• WORK INSTRUCTIONS: Answer with one number only: the count of lines below that hold the word "JSON".

• DATA TO PROCESS:
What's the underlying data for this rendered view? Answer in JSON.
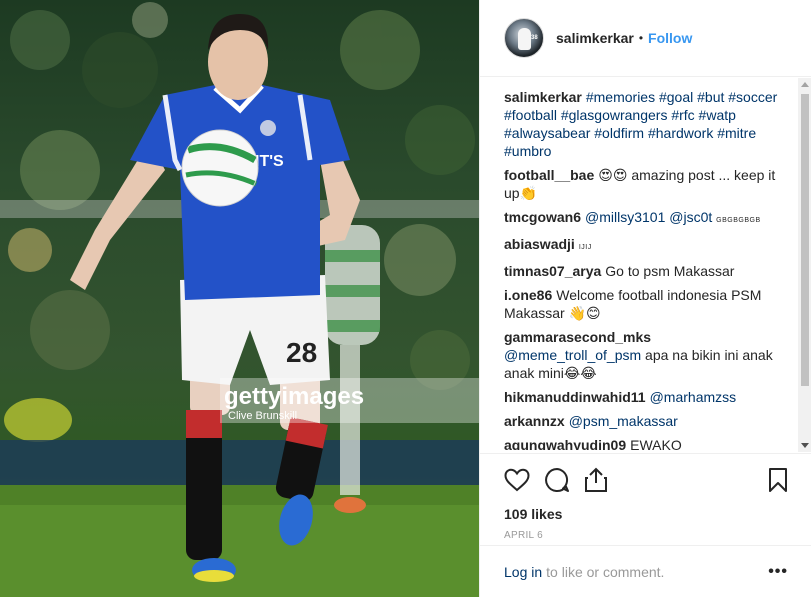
{
  "photo": {
    "watermark_brand": "gettyimages",
    "watermark_credit": "Clive Brunskill",
    "jersey_text": "IT'S",
    "shorts_number": "28"
  },
  "header": {
    "username": "salimkerkar",
    "separator": "•",
    "follow_label": "Follow"
  },
  "caption": {
    "username": "salimkerkar",
    "hashtags": "#memories #goal #but #soccer #football #glasgowrangers #rfc #watp #alwaysabear #oldfirm #hardwork #mitre #umbro"
  },
  "comments": [
    {
      "user": "football__bae",
      "text": "😍😍 amazing post ... keep it up👏"
    },
    {
      "user": "tmcgowan6",
      "mention": "@millsy3101 @jsc0t",
      "text": "gbgbgbgb"
    },
    {
      "user": "abiaswadji",
      "text": "ijij"
    },
    {
      "user": "timnas07_arya",
      "text": "Go to psm Makassar"
    },
    {
      "user": "i.one86",
      "text": "Welcome football indonesia PSM Makassar 👋😊"
    },
    {
      "user": "gammarasecond_mks",
      "mention": "@meme_troll_of_psm",
      "text": "apa na bikin ini anak anak mini😂😂"
    },
    {
      "user": "hikmanuddinwahid11",
      "mention": "@marhamzss",
      "text": ""
    },
    {
      "user": "arkannzx",
      "mention": "@psm_makassar",
      "text": ""
    },
    {
      "user": "agungwahyudin09",
      "text": "EWAKO"
    }
  ],
  "actions": {
    "likes": "109 likes",
    "date": "APRIL 6"
  },
  "footer": {
    "login_link": "Log in",
    "login_rest": "to like or comment.",
    "more": "•••"
  },
  "colors": {
    "link_blue": "#3897f0",
    "mention_blue": "#003569",
    "muted_gray": "#999999",
    "jersey_blue": "#2352c8"
  },
  "icons": {
    "like": "heart-outline-icon",
    "comment": "speech-bubble-icon",
    "share": "share-upload-icon",
    "save": "bookmark-icon"
  }
}
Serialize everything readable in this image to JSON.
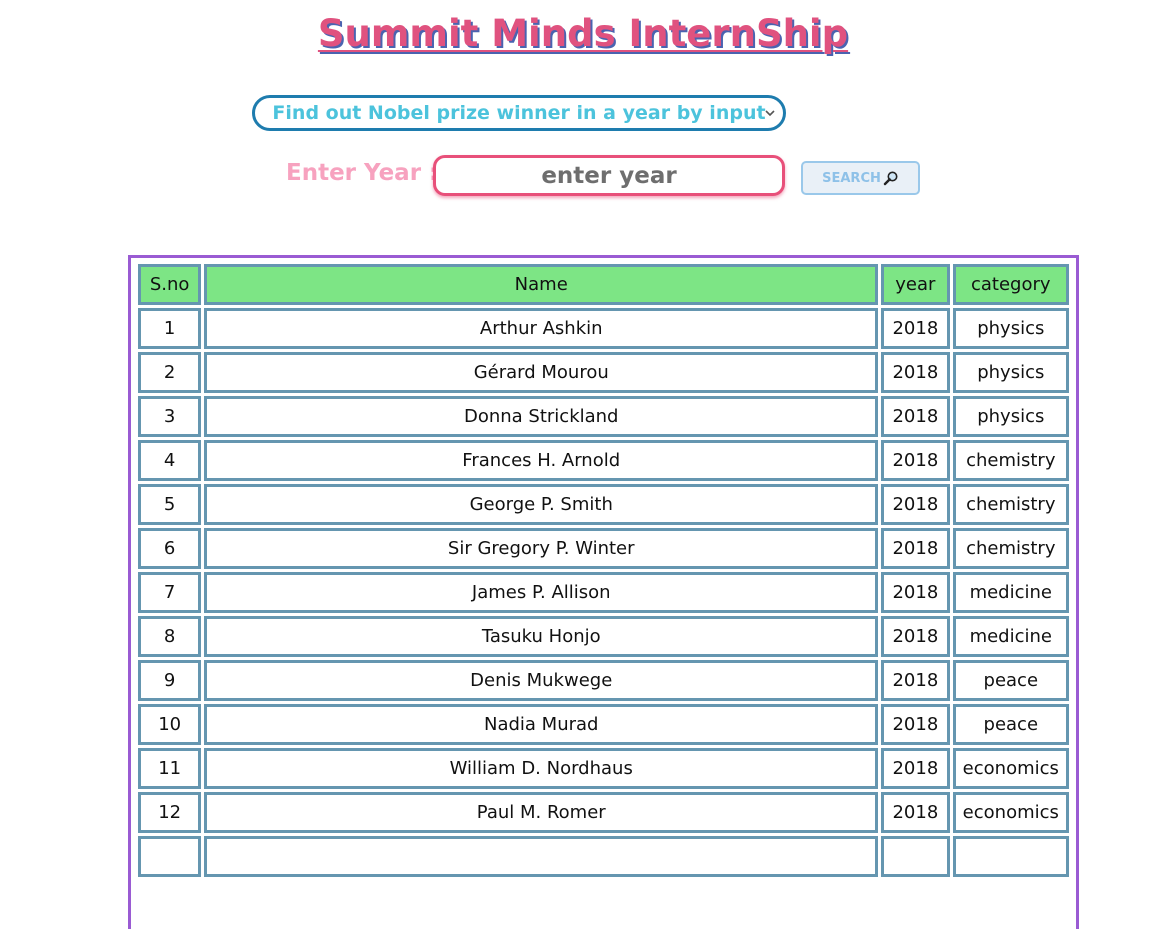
{
  "header": {
    "title": "Summit Minds InternShip"
  },
  "controls": {
    "mode_select_value": "Find out Nobel prize winner in a year by input",
    "year_label": "Enter Year :",
    "year_input_value": "",
    "year_input_placeholder": "enter year",
    "search_button_label": "SEARCH"
  },
  "table": {
    "headers": [
      "S.no",
      "Name",
      "year",
      "category"
    ],
    "rows": [
      [
        "1",
        "Arthur Ashkin",
        "2018",
        "physics"
      ],
      [
        "2",
        "Gérard Mourou",
        "2018",
        "physics"
      ],
      [
        "3",
        "Donna Strickland",
        "2018",
        "physics"
      ],
      [
        "4",
        "Frances H. Arnold",
        "2018",
        "chemistry"
      ],
      [
        "5",
        "George P. Smith",
        "2018",
        "chemistry"
      ],
      [
        "6",
        "Sir Gregory P. Winter",
        "2018",
        "chemistry"
      ],
      [
        "7",
        "James P. Allison",
        "2018",
        "medicine"
      ],
      [
        "8",
        "Tasuku Honjo",
        "2018",
        "medicine"
      ],
      [
        "9",
        "Denis Mukwege",
        "2018",
        "peace"
      ],
      [
        "10",
        "Nadia Murad",
        "2018",
        "peace"
      ],
      [
        "11",
        "William D. Nordhaus",
        "2018",
        "economics"
      ],
      [
        "12",
        "Paul M. Romer",
        "2018",
        "economics"
      ],
      [
        "",
        "",
        "",
        ""
      ]
    ]
  },
  "icons": {
    "select_arrow": "chevron-down-icon",
    "search": "search-icon"
  },
  "colors": {
    "title": "#e0527f",
    "title_shadow": "#4a63b0",
    "select_border": "#1e7cae",
    "select_text": "#4cc3dc",
    "year_label": "#f7a2bf",
    "input_border": "#e8507a",
    "table_border": "#9a5bd3",
    "cell_border": "#6596b0",
    "header_bg": "#7de585"
  }
}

• ANSWER FOR THIS EXERCISE: 2